··· Extracted entries ···
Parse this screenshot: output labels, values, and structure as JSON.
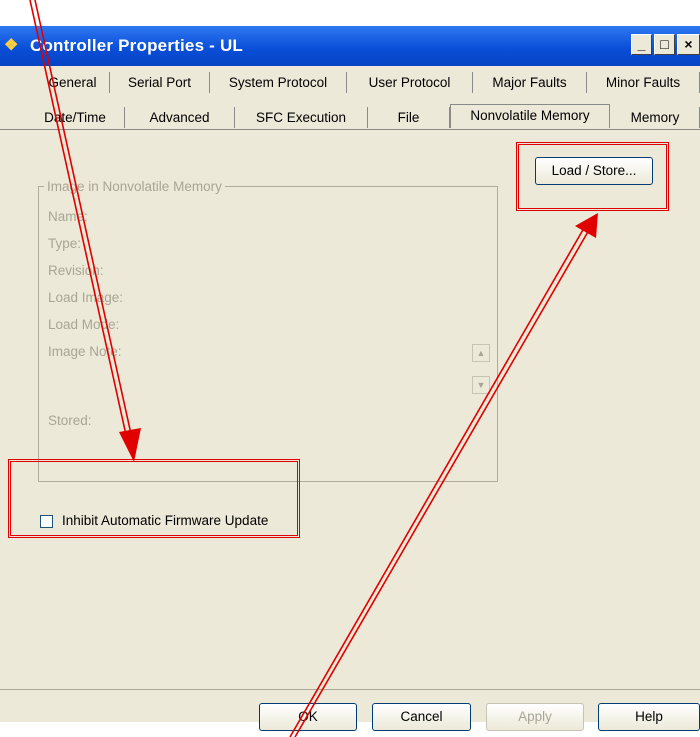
{
  "window": {
    "title": "Controller Properties - UL",
    "icon": "controller-app-icon",
    "controls": {
      "minimize": "_",
      "maximize": "□",
      "close": "×"
    }
  },
  "tabs_row1": [
    "General",
    "Serial Port",
    "System Protocol",
    "User Protocol",
    "Major Faults",
    "Minor Faults"
  ],
  "tabs_row2": [
    "Date/Time",
    "Advanced",
    "SFC Execution",
    "File",
    "Nonvolatile Memory",
    "Memory"
  ],
  "active_tab": "Nonvolatile Memory",
  "group": {
    "legend": "Image in Nonvolatile Memory",
    "fields": {
      "name": "Name:",
      "type": "Type:",
      "revision": "Revision:",
      "load_image": "Load Image:",
      "load_mode": "Load Mode:",
      "image_note": "Image Note:",
      "stored": "Stored:"
    }
  },
  "load_store_button": "Load / Store...",
  "checkbox": {
    "label": "Inhibit Automatic Firmware Update",
    "checked": false
  },
  "footer": {
    "ok": "OK",
    "cancel": "Cancel",
    "apply": "Apply",
    "help": "Help"
  },
  "annotation_color": "#e00000"
}
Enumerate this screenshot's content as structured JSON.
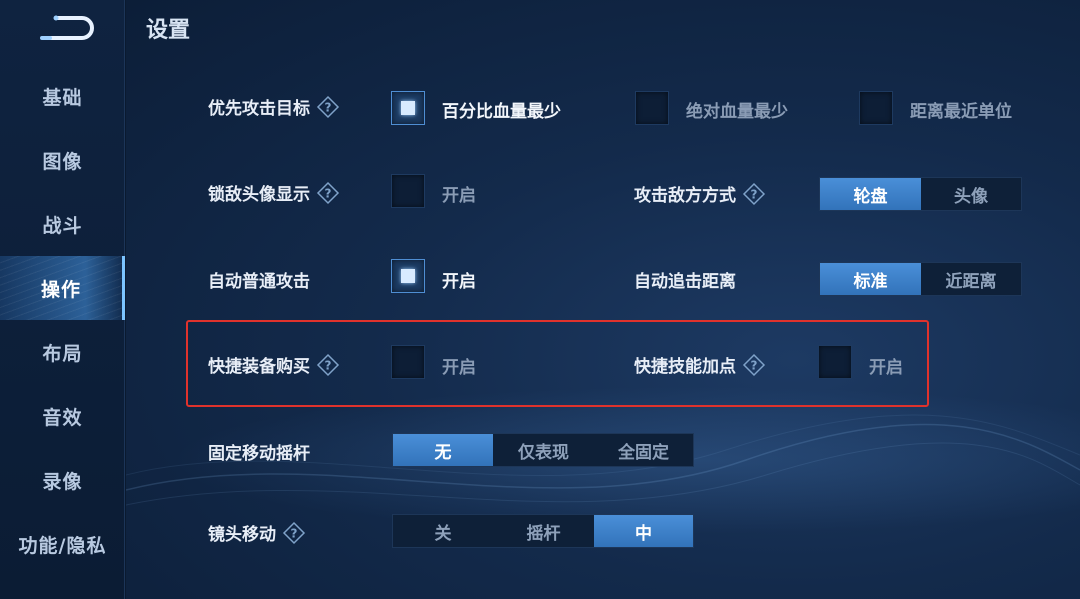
{
  "title": "设置",
  "sidebar": {
    "items": [
      {
        "label": "基础",
        "active": false
      },
      {
        "label": "图像",
        "active": false
      },
      {
        "label": "战斗",
        "active": false
      },
      {
        "label": "操作",
        "active": true
      },
      {
        "label": "布局",
        "active": false
      },
      {
        "label": "音效",
        "active": false
      },
      {
        "label": "录像",
        "active": false
      },
      {
        "label": "功能/隐私",
        "active": false
      }
    ]
  },
  "settings": {
    "priority_target": {
      "label": "优先攻击目标",
      "options": [
        {
          "label": "百分比血量最少",
          "checked": true
        },
        {
          "label": "绝对血量最少",
          "checked": false
        },
        {
          "label": "距离最近单位",
          "checked": false
        }
      ]
    },
    "lock_avatar": {
      "label": "锁敌头像显示",
      "toggle_label": "开启",
      "checked": false
    },
    "attack_mode": {
      "label": "攻击敌方方式",
      "options": [
        "轮盘",
        "头像"
      ],
      "selected": "轮盘"
    },
    "auto_attack": {
      "label": "自动普通攻击",
      "toggle_label": "开启",
      "checked": true
    },
    "chase_distance": {
      "label": "自动追击距离",
      "options": [
        "标准",
        "近距离"
      ],
      "selected": "标准"
    },
    "quick_buy": {
      "label": "快捷装备购买",
      "toggle_label": "开启",
      "checked": false
    },
    "quick_skill": {
      "label": "快捷技能加点",
      "toggle_label": "开启",
      "checked": false
    },
    "fixed_joystick": {
      "label": "固定移动摇杆",
      "options": [
        "无",
        "仅表现",
        "全固定"
      ],
      "selected": "无"
    },
    "camera_move": {
      "label": "镜头移动",
      "options": [
        "关",
        "摇杆",
        "中"
      ],
      "selected": "中"
    }
  },
  "colors": {
    "accent": "#3f84cc",
    "highlight_box": "#e0322c",
    "background": "#132a4b"
  },
  "icons": {
    "back": "back-arrow-icon",
    "help": "question-diamond-icon"
  }
}
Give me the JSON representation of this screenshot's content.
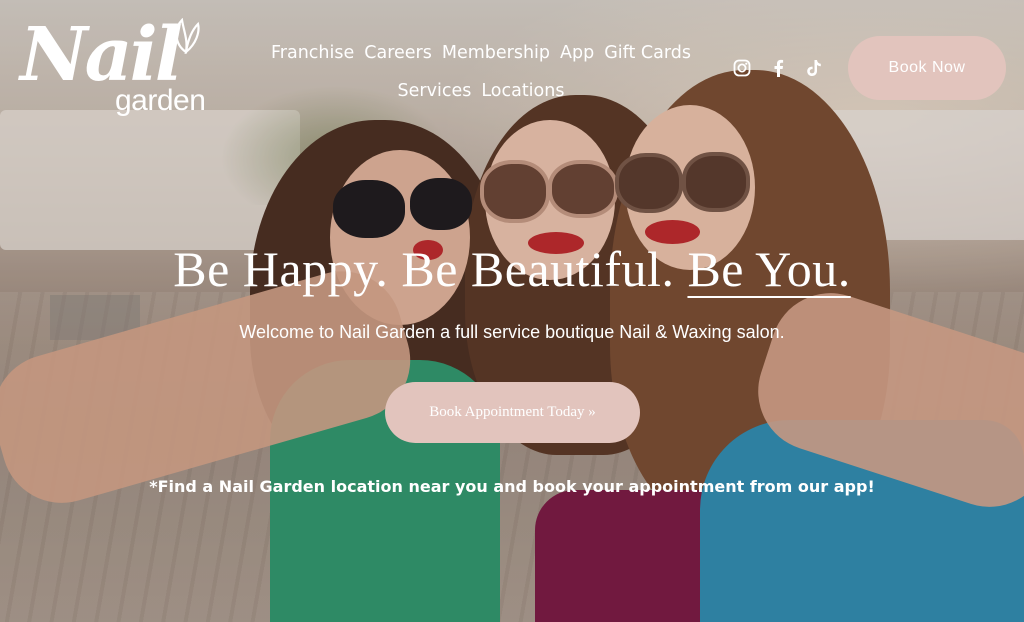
{
  "brand": {
    "logo_main": "Nail",
    "logo_sub": "garden"
  },
  "nav": {
    "items": [
      "Franchise",
      "Careers",
      "Membership",
      "App",
      "Gift Cards",
      "Services",
      "Locations"
    ]
  },
  "social": {
    "icons": [
      "instagram-icon",
      "facebook-icon",
      "tiktok-icon"
    ]
  },
  "header": {
    "book_now": "Book Now"
  },
  "hero": {
    "headline_part1": "Be Happy. Be Beautiful. ",
    "headline_part2": "Be You.",
    "subheading": "Welcome to Nail Garden a full service boutique Nail & Waxing salon.",
    "cta": "Book Appointment Today »",
    "note": "*Find a Nail Garden location near you and book your appointment from our app!"
  },
  "colors": {
    "button_bg": "#e2c4bd",
    "text": "#ffffff"
  }
}
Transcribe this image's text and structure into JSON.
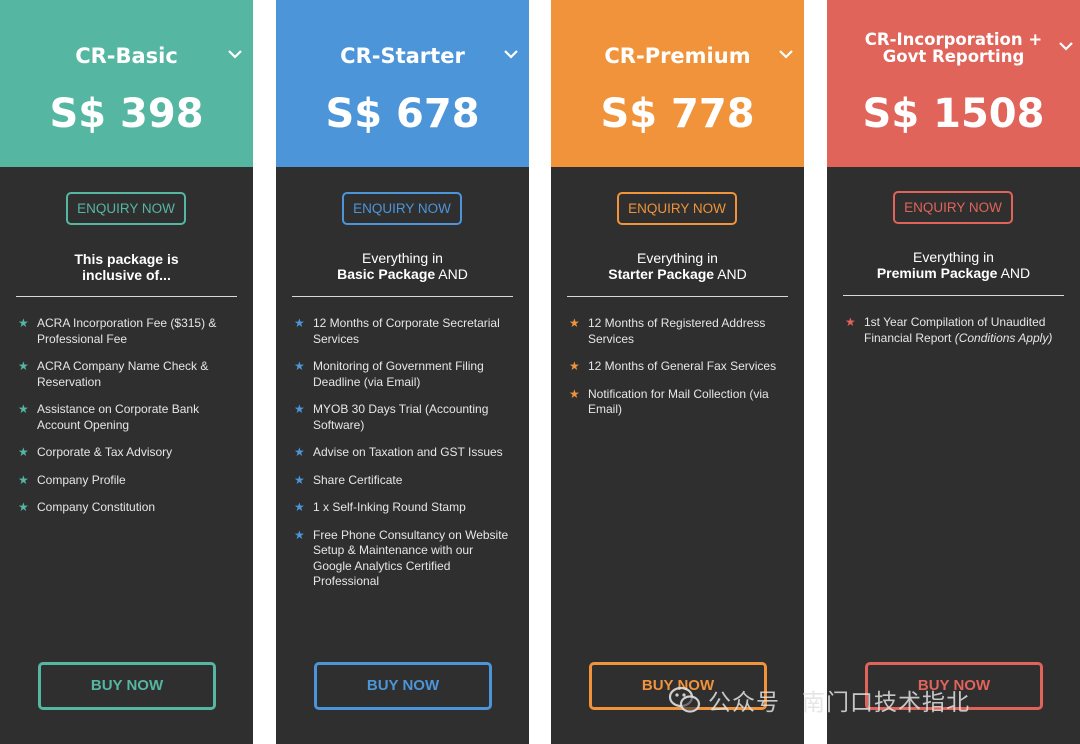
{
  "cards": [
    {
      "name": "CR-Basic",
      "price": "S$ 398",
      "color": "#55b6a2",
      "enquiry": "ENQUIRY NOW",
      "intro_line1": "This package is",
      "intro_line2": "inclusive of...",
      "features": [
        "ACRA Incorporation Fee ($315) & Professional Fee",
        "ACRA Company Name Check & Reservation",
        "Assistance on Corporate Bank Account Opening",
        "Corporate & Tax Advisory",
        "Company Profile",
        "Company Constitution"
      ],
      "buy": "BUY NOW"
    },
    {
      "name": "CR-Starter",
      "price": "S$ 678",
      "color": "#4c95d8",
      "enquiry": "ENQUIRY NOW",
      "intro_line1": "Everything in",
      "intro_bold": "Basic Package",
      "intro_tail": " AND",
      "features": [
        "12 Months of Corporate Secretarial Services",
        "Monitoring of Government Filing Deadline (via Email)",
        "MYOB 30 Days Trial (Accounting Software)",
        "Advise on Taxation and GST Issues",
        "Share Certificate",
        "1 x Self-Inking Round Stamp",
        "Free Phone Consultancy on Website Setup & Maintenance with our Google Analytics Certified Professional"
      ],
      "buy": "BUY NOW"
    },
    {
      "name": "CR-Premium",
      "price": "S$ 778",
      "color": "#f0933a",
      "enquiry": "ENQUIRY NOW",
      "intro_line1": "Everything in",
      "intro_bold": "Starter Package",
      "intro_tail": " AND",
      "features": [
        "12 Months of Registered Address Services",
        "12 Months of General Fax Services",
        "Notification for Mail Collection (via Email)"
      ],
      "buy": "BUY NOW"
    },
    {
      "name": "CR-Incorporation + Govt Reporting",
      "price": "S$ 1508",
      "color": "#e0645a",
      "enquiry": "ENQUIRY NOW",
      "intro_line1": "Everything in",
      "intro_bold": "Premium Package",
      "intro_tail": " AND",
      "features": [
        "1st Year Compilation of Unaudited Financial Report"
      ],
      "feature_note": "(Conditions Apply)",
      "buy": "BUY NOW"
    }
  ],
  "watermark": {
    "left": "公众号",
    "right": "南门口技术指北"
  }
}
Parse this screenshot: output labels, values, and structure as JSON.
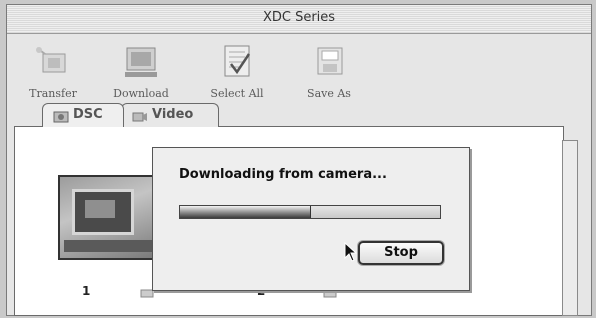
{
  "window": {
    "title": "XDC Series"
  },
  "toolbar": {
    "transfer": {
      "label": "Transfer",
      "icon": "transfer-icon"
    },
    "download": {
      "label": "Download",
      "icon": "download-icon"
    },
    "select_all": {
      "label": "Select All",
      "icon": "select-all-icon"
    },
    "save_as": {
      "label": "Save As",
      "icon": "save-as-icon"
    }
  },
  "tabs": [
    {
      "label": "DSC",
      "icon": "camera-icon",
      "selected": true
    },
    {
      "label": "Video",
      "icon": "video-icon",
      "selected": false
    }
  ],
  "items": [
    {
      "number": "1"
    },
    {
      "number": "2"
    }
  ],
  "dialog": {
    "message": "Downloading from camera...",
    "progress": 0.5,
    "stop_label": "Stop"
  },
  "colors": {
    "window_bg": "#e6e6e6",
    "content_bg": "#ffffff",
    "dialog_bg": "#eeeeee"
  }
}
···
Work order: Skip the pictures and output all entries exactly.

Response box:
Parse this screenshot: output labels, values, and structure as JSON.
{
  "window": {
    "title": "Controller Properties - UL",
    "icon": "controller-app-icon",
    "controls": {
      "minimize": "_",
      "maximize": "□",
      "close": "×"
    }
  },
  "tabs_row1": [
    "General",
    "Serial Port",
    "System Protocol",
    "User Protocol",
    "Major Faults",
    "Minor Faults"
  ],
  "tabs_row2": [
    "Date/Time",
    "Advanced",
    "SFC Execution",
    "File",
    "Nonvolatile Memory",
    "Memory"
  ],
  "active_tab": "Nonvolatile Memory",
  "group": {
    "legend": "Image in Nonvolatile Memory",
    "fields": {
      "name": "Name:",
      "type": "Type:",
      "revision": "Revision:",
      "load_image": "Load Image:",
      "load_mode": "Load Mode:",
      "image_note": "Image Note:",
      "stored": "Stored:"
    }
  },
  "load_store_button": "Load / Store...",
  "checkbox": {
    "label": "Inhibit Automatic Firmware Update",
    "checked": false
  },
  "footer": {
    "ok": "OK",
    "cancel": "Cancel",
    "apply": "Apply",
    "help": "Help"
  },
  "annotation_color": "#e00000"
}
Enumerate this screenshot's content as structured JSON.
{
  "title": "设置",
  "sidebar": {
    "items": [
      {
        "label": "基础",
        "active": false
      },
      {
        "label": "图像",
        "active": false
      },
      {
        "label": "战斗",
        "active": false
      },
      {
        "label": "操作",
        "active": true
      },
      {
        "label": "布局",
        "active": false
      },
      {
        "label": "音效",
        "active": false
      },
      {
        "label": "录像",
        "active": false
      },
      {
        "label": "功能/隐私",
        "active": false
      }
    ]
  },
  "settings": {
    "priority_target": {
      "label": "优先攻击目标",
      "options": [
        {
          "label": "百分比血量最少",
          "checked": true
        },
        {
          "label": "绝对血量最少",
          "checked": false
        },
        {
          "label": "距离最近单位",
          "checked": false
        }
      ]
    },
    "lock_avatar": {
      "label": "锁敌头像显示",
      "toggle_label": "开启",
      "checked": false
    },
    "attack_mode": {
      "label": "攻击敌方方式",
      "options": [
        "轮盘",
        "头像"
      ],
      "selected": "轮盘"
    },
    "auto_attack": {
      "label": "自动普通攻击",
      "toggle_label": "开启",
      "checked": true
    },
    "chase_distance": {
      "label": "自动追击距离",
      "options": [
        "标准",
        "近距离"
      ],
      "selected": "标准"
    },
    "quick_buy": {
      "label": "快捷装备购买",
      "toggle_label": "开启",
      "checked": false
    },
    "quick_skill": {
      "label": "快捷技能加点",
      "toggle_label": "开启",
      "checked": false
    },
    "fixed_joystick": {
      "label": "固定移动摇杆",
      "options": [
        "无",
        "仅表现",
        "全固定"
      ],
      "selected": "无"
    },
    "camera_move": {
      "label": "镜头移动",
      "options": [
        "关",
        "摇杆",
        "中"
      ],
      "selected": "中"
    }
  },
  "colors": {
    "accent": "#3f84cc",
    "highlight_box": "#e0322c",
    "background": "#132a4b"
  },
  "icons": {
    "back": "back-arrow-icon",
    "help": "question-diamond-icon"
  }
}
Give me the JSON representation of this screenshot's content.
{
  "brand": {
    "logo_main": "Nail",
    "logo_sub": "garden"
  },
  "nav": {
    "items": [
      "Franchise",
      "Careers",
      "Membership",
      "App",
      "Gift Cards",
      "Services",
      "Locations"
    ]
  },
  "social": {
    "icons": [
      "instagram-icon",
      "facebook-icon",
      "tiktok-icon"
    ]
  },
  "header": {
    "book_now": "Book Now"
  },
  "hero": {
    "headline_part1": "Be Happy. Be Beautiful. ",
    "headline_part2": "Be You.",
    "subheading": "Welcome to Nail Garden a full service boutique Nail & Waxing salon.",
    "cta": "Book Appointment Today »",
    "note": "*Find a Nail Garden location near you and book your appointment from our app!"
  },
  "colors": {
    "button_bg": "#e2c4bd",
    "text": "#ffffff"
  }
}
Transcribe this image's text and structure into JSON.
{
  "cards": [
    {
      "name": "CR-Basic",
      "price": "S$ 398",
      "color": "#55b6a2",
      "enquiry": "ENQUIRY NOW",
      "intro_line1": "This package is",
      "intro_line2": "inclusive of...",
      "features": [
        "ACRA Incorporation Fee ($315) & Professional Fee",
        "ACRA Company Name Check & Reservation",
        "Assistance on Corporate Bank Account Opening",
        "Corporate & Tax Advisory",
        "Company Profile",
        "Company Constitution"
      ],
      "buy": "BUY NOW"
    },
    {
      "name": "CR-Starter",
      "price": "S$ 678",
      "color": "#4c95d8",
      "enquiry": "ENQUIRY NOW",
      "intro_line1": "Everything in",
      "intro_bold": "Basic Package",
      "intro_tail": " AND",
      "features": [
        "12 Months of Corporate Secretarial Services",
        "Monitoring of Government Filing Deadline (via Email)",
        "MYOB 30 Days Trial (Accounting Software)",
        "Advise on Taxation and GST Issues",
        "Share Certificate",
        "1 x Self-Inking Round Stamp",
        "Free Phone Consultancy on Website Setup & Maintenance with our Google Analytics Certified Professional"
      ],
      "buy": "BUY NOW"
    },
    {
      "name": "CR-Premium",
      "price": "S$ 778",
      "color": "#f0933a",
      "enquiry": "ENQUIRY NOW",
      "intro_line1": "Everything in",
      "intro_bold": "Starter Package",
      "intro_tail": " AND",
      "features": [
        "12 Months of Registered Address Services",
        "12 Months of General Fax Services",
        "Notification for Mail Collection (via Email)"
      ],
      "buy": "BUY NOW"
    },
    {
      "name": "CR-Incorporation + Govt Reporting",
      "price": "S$ 1508",
      "color": "#e0645a",
      "enquiry": "ENQUIRY NOW",
      "intro_line1": "Everything in",
      "intro_bold": "Premium Package",
      "intro_tail": " AND",
      "features": [
        "1st Year Compilation of Unaudited Financial Report"
      ],
      "feature_note": "(Conditions Apply)",
      "buy": "BUY NOW"
    }
  ],
  "watermark": {
    "left": "公众号",
    "right": "南门口技术指北"
  }
}
Parse this screenshot: output labels, values, and structure as JSON.
{
  "window": {
    "title": "XDC Series"
  },
  "toolbar": {
    "transfer": {
      "label": "Transfer",
      "icon": "transfer-icon"
    },
    "download": {
      "label": "Download",
      "icon": "download-icon"
    },
    "select_all": {
      "label": "Select All",
      "icon": "select-all-icon"
    },
    "save_as": {
      "label": "Save As",
      "icon": "save-as-icon"
    }
  },
  "tabs": [
    {
      "label": "DSC",
      "icon": "camera-icon",
      "selected": true
    },
    {
      "label": "Video",
      "icon": "video-icon",
      "selected": false
    }
  ],
  "items": [
    {
      "number": "1"
    },
    {
      "number": "2"
    }
  ],
  "dialog": {
    "message": "Downloading from camera...",
    "progress": 0.5,
    "stop_label": "Stop"
  },
  "colors": {
    "window_bg": "#e6e6e6",
    "content_bg": "#ffffff",
    "dialog_bg": "#eeeeee"
  }
}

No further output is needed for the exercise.